Aiming to tighten border security, their bill calls for the Homeland Security Department to devise a strategy for situational awareness and operational control of the border by 2020. The bill would provide a $110 million annual grant for five years to improve coordination between border-patrol agents and state and local law-enforcement officials. It wouldn’t, however, direct any funding for border technology or the more-controversial barriers or wall that Mr. Trump wants.
The legislation also calls for clearing a backlog in the immigration-court system by hiring 55 new judges per year, as well as dozens of staff attorneys, for three years. The bill would also direct the State Department to submit a three-year strategy aimed at addressing the underlying causes of immigration from Central America to the U.S. Many Central Americans try to enter the U.S. illegally because of severe drug gang violence in their home countries.
In response to McCain and Coons’ proposal, the president sent out this warning:
Any deal on DACA that does not include STRONG border security and the desperately needed WALL is a total waste of time.
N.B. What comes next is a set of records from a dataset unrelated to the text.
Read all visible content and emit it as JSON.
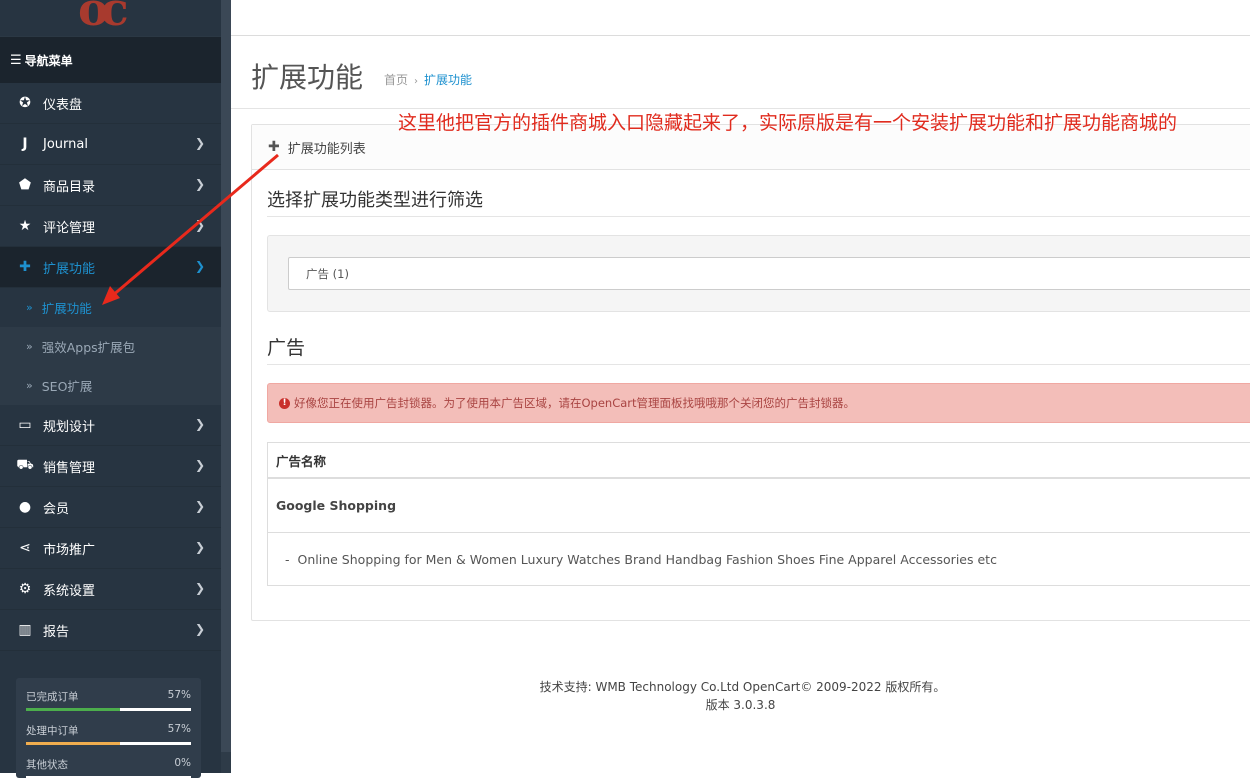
{
  "sidebar": {
    "logo_text": "oc",
    "nav_header": "导航菜单",
    "items": [
      {
        "label": "仪表盘",
        "icon": "dashboard-icon",
        "glyph": "✪",
        "has_chevron": false
      },
      {
        "label": "Journal",
        "icon": "journal-j-icon",
        "glyph": "J",
        "has_chevron": true
      },
      {
        "label": "商品目录",
        "icon": "tags-icon",
        "glyph": "⬟",
        "has_chevron": true
      },
      {
        "label": "评论管理",
        "icon": "star-icon",
        "glyph": "★",
        "has_chevron": true
      },
      {
        "label": "扩展功能",
        "icon": "puzzle-icon",
        "glyph": "✚",
        "has_chevron": true,
        "active": true
      }
    ],
    "submenu": [
      {
        "label": "扩展功能",
        "current": true
      },
      {
        "label": "强效Apps扩展包"
      },
      {
        "label": "SEO扩展"
      }
    ],
    "items_after": [
      {
        "label": "规划设计",
        "icon": "desktop-icon",
        "glyph": "▭"
      },
      {
        "label": "销售管理",
        "icon": "cart-icon",
        "glyph": "⛟"
      },
      {
        "label": "会员",
        "icon": "user-icon",
        "glyph": "●"
      },
      {
        "label": "市场推广",
        "icon": "share-icon",
        "glyph": "⋖"
      },
      {
        "label": "系统设置",
        "icon": "cog-icon",
        "glyph": "⚙"
      },
      {
        "label": "报告",
        "icon": "bar-chart-icon",
        "glyph": "▥"
      }
    ],
    "stats": [
      {
        "label": "已完成订单",
        "percent": "57%",
        "value": 0.57,
        "color": "#4cae4c"
      },
      {
        "label": "处理中订单",
        "percent": "57%",
        "value": 0.57,
        "color": "#f0ad4e"
      },
      {
        "label": "其他状态",
        "percent": "0%",
        "value": 0,
        "color": "#d9534f"
      }
    ]
  },
  "header": {
    "title": "扩展功能",
    "breadcrumb_home": "首页",
    "breadcrumb_current": "扩展功能"
  },
  "panel": {
    "heading": "扩展功能列表",
    "filter_title": "选择扩展功能类型进行筛选",
    "select_value": "广告 (1)",
    "section_title": "广告",
    "alert": "好像您正在使用广告封锁器。为了使用本广告区域，请在OpenCart管理面板找哦哦那个关闭您的广告封锁器。",
    "table_header": "广告名称",
    "row_title": "Google Shopping",
    "row_desc": "Online Shopping for Men & Women Luxury Watches Brand Handbag Fashion Shoes Fine Apparel Accessories etc"
  },
  "footer": {
    "line1": "技术支持: WMB Technology Co.Ltd  OpenCart© 2009-2022 版权所有。",
    "line2": "版本 3.0.3.8"
  },
  "annotation": {
    "text": "这里他把官方的插件商城入口隐藏起来了，实际原版是有一个安装扩展功能和扩展功能商城的",
    "color": "#e02b1e"
  }
}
March 5th is rapidly approaching and the Dems seem not to care about DACA. Make a deal!— Donald J. Trump (@realDonaldTrump) February 5, 2018
Congressional Republicans will likely have a similar response to the bill.
With a potential deadline fast approaching, what changes are you hoping to see to our immigration system, and how would you like the president to handle the millions of "DREAMers" currently residing in our country?